Vatican Launches Track Team Made Up of Nuns, Clergy, Swiss Guard, and Other Staff
A new international sports team may have a supernatural boost: Vatican representatives announced last week that the city-state has launched a national track and field team.
The group will start with about 60 members, pending official clearance and a health examination required by the Italian government, Father Melchor Jose Sanchez de Toca y Alameda, team president and the head of the Vatican’s sports department in the culture ministry, told Runner’s World.
Those members range in age from 18 to 62, and have a variety of professions within the Vatican.

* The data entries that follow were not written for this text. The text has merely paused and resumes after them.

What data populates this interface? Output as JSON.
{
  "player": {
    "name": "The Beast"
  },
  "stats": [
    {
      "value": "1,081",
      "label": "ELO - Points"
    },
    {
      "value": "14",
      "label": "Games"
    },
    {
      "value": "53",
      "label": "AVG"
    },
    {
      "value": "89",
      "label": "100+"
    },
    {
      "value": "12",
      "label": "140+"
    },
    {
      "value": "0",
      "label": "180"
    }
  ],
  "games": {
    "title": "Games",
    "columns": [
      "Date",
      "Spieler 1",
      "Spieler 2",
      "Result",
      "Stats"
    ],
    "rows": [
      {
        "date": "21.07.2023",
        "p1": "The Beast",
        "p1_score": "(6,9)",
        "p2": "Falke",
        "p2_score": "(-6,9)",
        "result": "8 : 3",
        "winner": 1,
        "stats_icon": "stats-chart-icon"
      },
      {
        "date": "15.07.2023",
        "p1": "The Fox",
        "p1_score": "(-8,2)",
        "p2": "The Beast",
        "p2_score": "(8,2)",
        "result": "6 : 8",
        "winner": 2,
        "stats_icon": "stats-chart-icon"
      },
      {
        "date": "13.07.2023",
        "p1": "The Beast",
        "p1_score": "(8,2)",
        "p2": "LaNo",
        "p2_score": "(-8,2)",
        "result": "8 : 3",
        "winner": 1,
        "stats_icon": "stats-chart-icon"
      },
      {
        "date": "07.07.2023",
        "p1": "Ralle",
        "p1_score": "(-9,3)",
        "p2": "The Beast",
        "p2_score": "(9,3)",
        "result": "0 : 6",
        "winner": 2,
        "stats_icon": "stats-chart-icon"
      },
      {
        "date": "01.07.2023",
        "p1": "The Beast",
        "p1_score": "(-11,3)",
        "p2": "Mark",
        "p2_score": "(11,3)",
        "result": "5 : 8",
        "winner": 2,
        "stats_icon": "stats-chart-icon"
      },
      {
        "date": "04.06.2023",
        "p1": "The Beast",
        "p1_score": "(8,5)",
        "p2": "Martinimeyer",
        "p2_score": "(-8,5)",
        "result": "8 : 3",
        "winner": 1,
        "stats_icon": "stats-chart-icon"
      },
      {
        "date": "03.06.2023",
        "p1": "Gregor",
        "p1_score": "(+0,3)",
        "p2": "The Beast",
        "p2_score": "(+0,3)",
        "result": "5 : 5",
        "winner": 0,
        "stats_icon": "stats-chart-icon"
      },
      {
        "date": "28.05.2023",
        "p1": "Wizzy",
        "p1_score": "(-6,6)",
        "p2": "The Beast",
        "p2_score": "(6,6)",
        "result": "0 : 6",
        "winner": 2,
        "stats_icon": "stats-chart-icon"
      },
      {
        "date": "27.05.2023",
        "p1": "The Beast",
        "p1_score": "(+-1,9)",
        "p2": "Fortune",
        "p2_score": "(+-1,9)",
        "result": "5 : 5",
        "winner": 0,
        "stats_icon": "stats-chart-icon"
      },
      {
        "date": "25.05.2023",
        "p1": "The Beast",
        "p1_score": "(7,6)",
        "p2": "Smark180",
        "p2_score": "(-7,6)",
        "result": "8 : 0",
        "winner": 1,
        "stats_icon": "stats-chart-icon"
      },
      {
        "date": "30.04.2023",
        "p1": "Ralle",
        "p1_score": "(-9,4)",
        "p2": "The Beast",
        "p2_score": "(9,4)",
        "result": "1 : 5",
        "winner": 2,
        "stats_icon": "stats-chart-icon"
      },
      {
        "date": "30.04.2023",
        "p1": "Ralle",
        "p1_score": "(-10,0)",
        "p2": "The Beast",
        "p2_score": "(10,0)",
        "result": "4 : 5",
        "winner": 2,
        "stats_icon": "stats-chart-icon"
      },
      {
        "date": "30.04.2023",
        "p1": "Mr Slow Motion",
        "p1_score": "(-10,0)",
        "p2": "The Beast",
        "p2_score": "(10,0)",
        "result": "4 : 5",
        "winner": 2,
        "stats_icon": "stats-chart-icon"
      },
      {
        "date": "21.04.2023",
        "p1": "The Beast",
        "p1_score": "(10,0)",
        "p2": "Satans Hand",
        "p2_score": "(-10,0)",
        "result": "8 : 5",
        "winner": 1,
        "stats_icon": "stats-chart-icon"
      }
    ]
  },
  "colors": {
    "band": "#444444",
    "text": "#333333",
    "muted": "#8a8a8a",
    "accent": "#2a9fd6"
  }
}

“There’s all types of people—it cuts across the Vatican world. There is one nun, three or four clergy, the rest are lay people,” Sanchez explained. Those lay people include those who work for Vatican radio and newspaper, the fire department, the Vatican archives, and the Swiss Guard.

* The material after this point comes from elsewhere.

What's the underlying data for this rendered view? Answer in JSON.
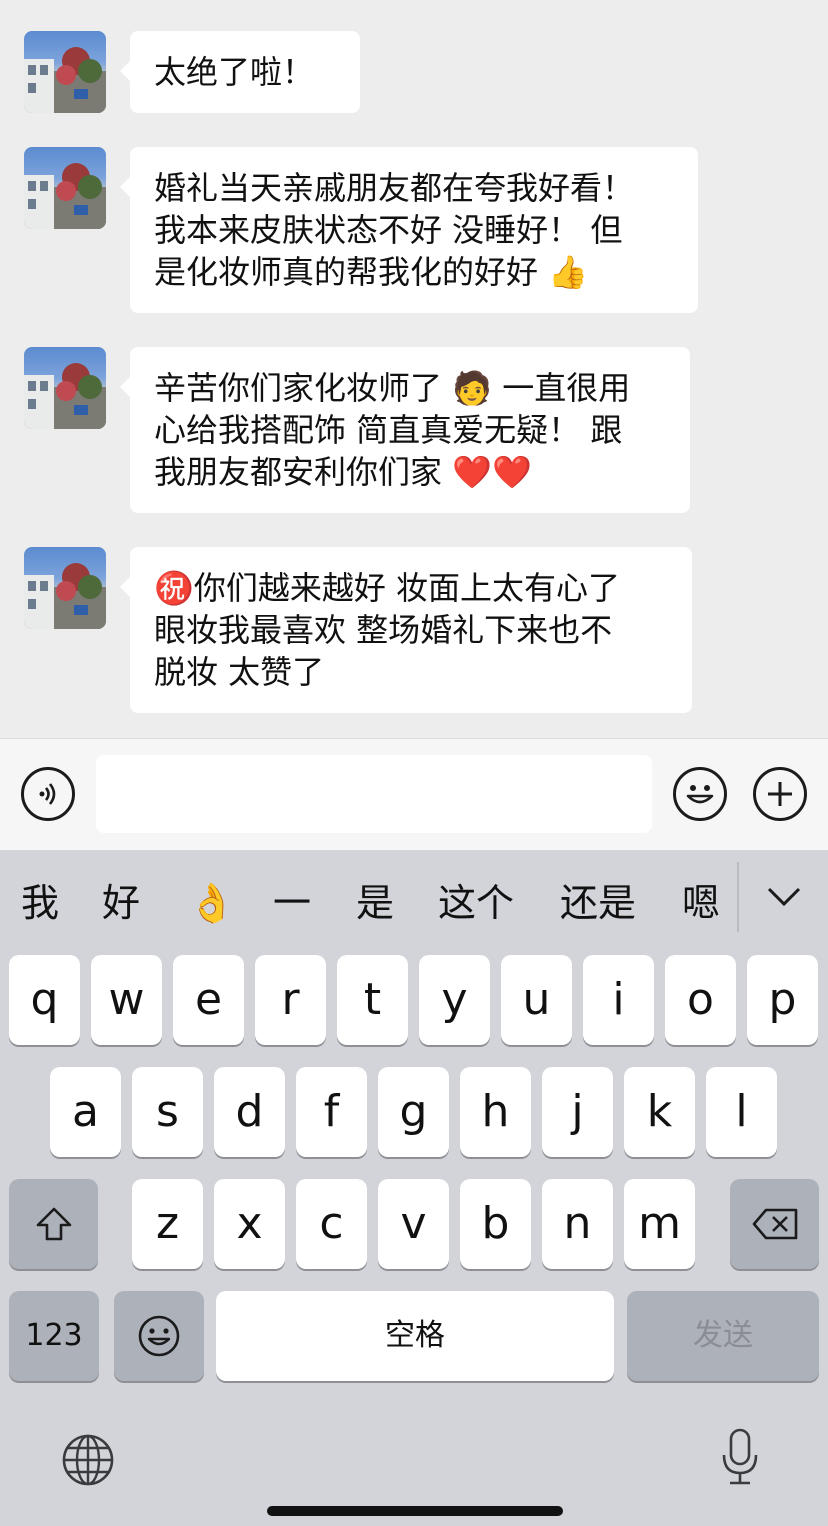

There’s even one who works on the farm at Castel Gandolfo, a town north of Rome that’s known as the Pope’s summer residence. “He’s a milkman,” said Sanchez. “He brings milk and eggs every day in the morning from Castel Gandolfo to the Vatican City.”
Some of these team members are pretty darn fast. First of all, there’s Michela Ciprietti, who won the 2018 Vienna Half Marathon in 1:22:57.
“She has won several half marathons in Italy, and also 10Ks. She works at the Vatican pharmacy, but her winning has nothing to do with her work at the pharmacy!” Sanchez joked.
There’s also Giovanni Buontempo, an Italian priest who has lived in New York, and runs a mean 10K. “He’s really fast. His name literally means ‘good time.’ It was destiny.”
The team meets up every week or so to train together, but it’s tough, as most members don’t actually live in the Vatican. Instead, they are spread all over Rome, Sanchez said. They often train on the wide running path along the Tiber River, or in sports facilities owned by the Italian police.
The team members—clergy and lay people alike—will compete in an official Vatican team uniform, a royal navy tracksuit with the colors of the Vatican flag, white and yellow, as accents.
Sanchez is clear about the immediate goals of the team. “The goal of this team is to run together and to share our passion for running and for track and field. Then, this small club wants to bring a message of Christian solidarity, joy, and inclusion.”
To that end, the team has welcomed two refugees from Africa into its ranks.
The team’s first official event will be January 20, in a 10K called “La Corsa de Miguel,” a.k.a. Miguel’s Run, which is named after an Argentinian athlete who disappeared while on a run during the Argentinian dictatorship. Members will also be participating in more events of their choosing in and around Rome, including the Valencia Marathon in Spain. Of course, the team members are also big supporters of charity runs and events, Sanchez said.
As for the future, Sanchez has dreams—like seeing the Vatican flag at the Olympics, though he knows that’s probably not a short-term likelihood. What he can look to in the near future? Competing at other international competitions, like the European Small States Games, where team members would face off against others from countries like Malta, San Marino and Monaco.
“I think we would have chances to get medals at those games,” he said.